By Laura Seay
It’s an exciting time in Africa as 22 states prepare to hold presidential elections in 2010 and 2011.
Sudan has emerged from decades of turmoil be- tween the country’s northern elites and the oil-rich south. This month’s elections are supposed to be
a significant step on the path to restoring stability, but the most important opposition party, the Sudanese People’s Liberation Movement, recently decided to pull out of the elections due to fears of cheating. Other opposition parties followed suit. The SPLM is banking most of its hopes on a January 2011 referendum on southern indepen- dence. Their decision to boycott the April elections reflects the desire to focus on southern secession, as well as the sense that the presidential elections are highly unlikely to be free and fair.
Ethiopians vote in May. However, the credibility of the elections is already in question as reports of intimidation and human rights abuses against opposition politicians spread. Prime Minister Meles Zenawi’s ruling party used repression to suppress dissent after the country’s 2005 elections, and most observers doubt that the upcoming elections will be free or fair. Zenawi recently accused the U.S. government-funded Voice of America of broad- casting “destabilizing propaganda” and jammed its radio signal to prevent citizens from listening to the station. The VOA responded by broadcasting its service via satellite.
In Central Africa, Burundi, Rwanda, and the Democratic Republic of Congo are preparing to hold presidential elections. Reports of opposition candidate intimidation led the International Cri- sis Group to issue a warning about possible elec- tion-related violence in Burundi, whose citizens vote in June. In Rwanda, the Tutsi-dominated government is trying to rebuild its public image after reports of opposition candidate intimida- tion surfaced in the Western media. Opposition candidates accuse the government of using the country’s vaguely worded genocide-prevention laws (which prohibit inflammatory statements about ethnicity) to prevent a serious electoral challenge in the August 2010 polls. Meanwhile, DRC President Joseph Kabila insists that the MONUC peacekeeping force must leave the country prior to elections scheduled for late 2011. No observers believe this is a serious possibility; the DRC government does not control its eastern territories and the absence of the UN peacekeeping mission would be disastrous.

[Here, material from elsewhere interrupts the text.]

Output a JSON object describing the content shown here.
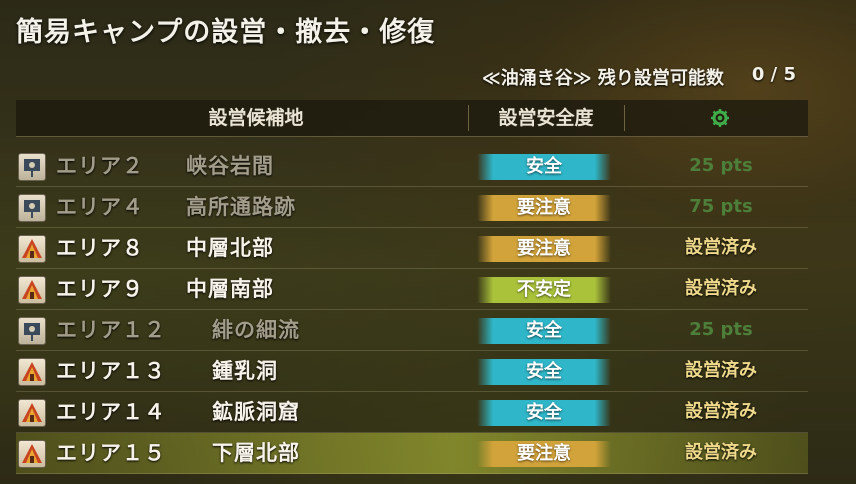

Finally, frustration continues in the Cote d’Ivoire, where elections originally scheduled for 2005 have been delayed yet again. Ivoirian President Laurent Gbagbo has held off the elections due to instability in the country’s north and disputes over the citizenship status of northern Muslims. Once a shining beacon of stability and economic development in West Africa, the Cote d’Ivoire’s descent into ethnic tension and instability has dismayed many Africa-watchers.
As we see from these cases, instability, candidate intimidation, and electoral fraud are problems for many states. It is clear that the process of democratic consolidation requires more than just holding elections. Stable, well-functioning political institutions, a robust civil society, and an independent media are also necessary to ensure democratic outcomes.
Laura Seay received her Ph.D. in government in 2009. She is assistant professor of political science at Morehouse College. She researches African politics, conflict, and state failure.